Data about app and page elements
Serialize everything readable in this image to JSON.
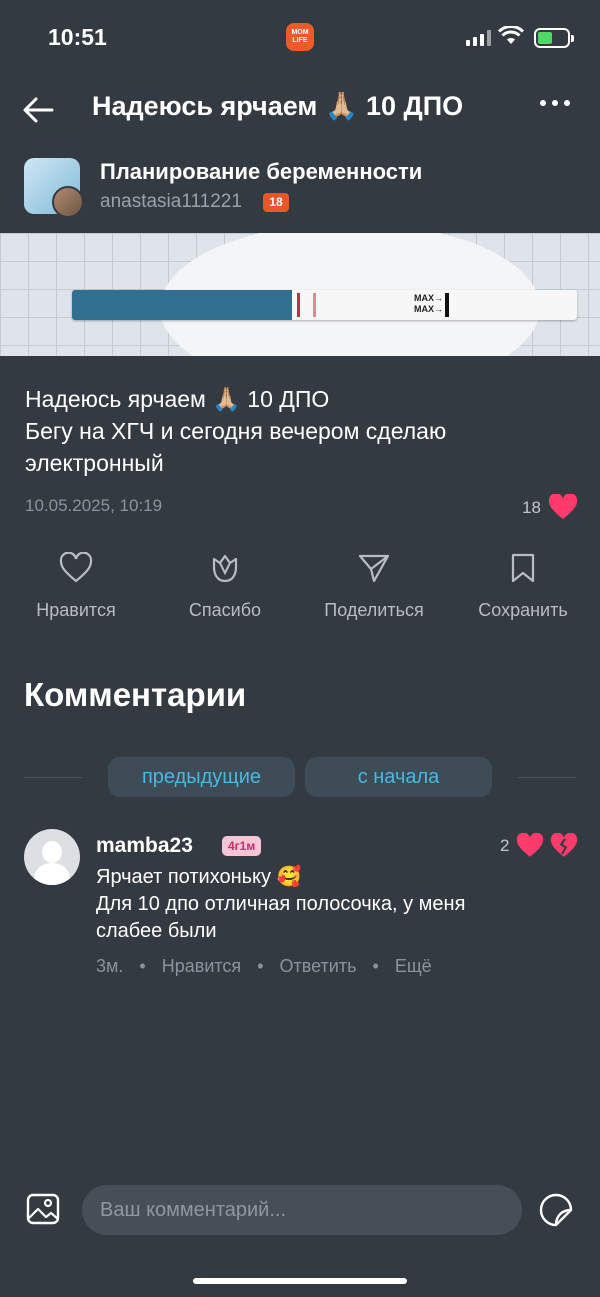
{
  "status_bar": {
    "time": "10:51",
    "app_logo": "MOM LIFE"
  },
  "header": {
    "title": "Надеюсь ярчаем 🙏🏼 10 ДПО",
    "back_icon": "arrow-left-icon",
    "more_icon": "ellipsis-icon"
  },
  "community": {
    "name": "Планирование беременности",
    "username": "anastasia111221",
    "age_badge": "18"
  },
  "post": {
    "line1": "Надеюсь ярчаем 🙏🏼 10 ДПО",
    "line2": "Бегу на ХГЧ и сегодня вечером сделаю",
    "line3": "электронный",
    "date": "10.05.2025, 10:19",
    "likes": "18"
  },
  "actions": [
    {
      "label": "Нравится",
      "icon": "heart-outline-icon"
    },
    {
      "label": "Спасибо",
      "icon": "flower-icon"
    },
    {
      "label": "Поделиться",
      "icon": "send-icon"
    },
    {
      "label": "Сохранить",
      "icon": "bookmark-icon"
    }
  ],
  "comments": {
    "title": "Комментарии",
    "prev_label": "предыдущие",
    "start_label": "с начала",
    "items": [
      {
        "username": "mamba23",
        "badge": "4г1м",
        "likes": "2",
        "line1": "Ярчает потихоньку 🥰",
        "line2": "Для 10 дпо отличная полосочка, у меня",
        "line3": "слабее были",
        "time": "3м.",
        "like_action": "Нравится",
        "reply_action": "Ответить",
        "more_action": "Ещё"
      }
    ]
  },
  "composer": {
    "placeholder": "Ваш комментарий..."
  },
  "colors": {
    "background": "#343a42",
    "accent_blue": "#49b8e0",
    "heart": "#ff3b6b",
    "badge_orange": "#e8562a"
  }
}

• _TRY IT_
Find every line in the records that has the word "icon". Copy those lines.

• _ANSWER BOX_
    "back_icon": "arrow-left-icon",
    "more_icon": "ellipsis-icon"
      "icon": "heart-outline-icon"
      "icon": "flower-icon"
      "icon": "send-icon"
      "icon": "bookmark-icon"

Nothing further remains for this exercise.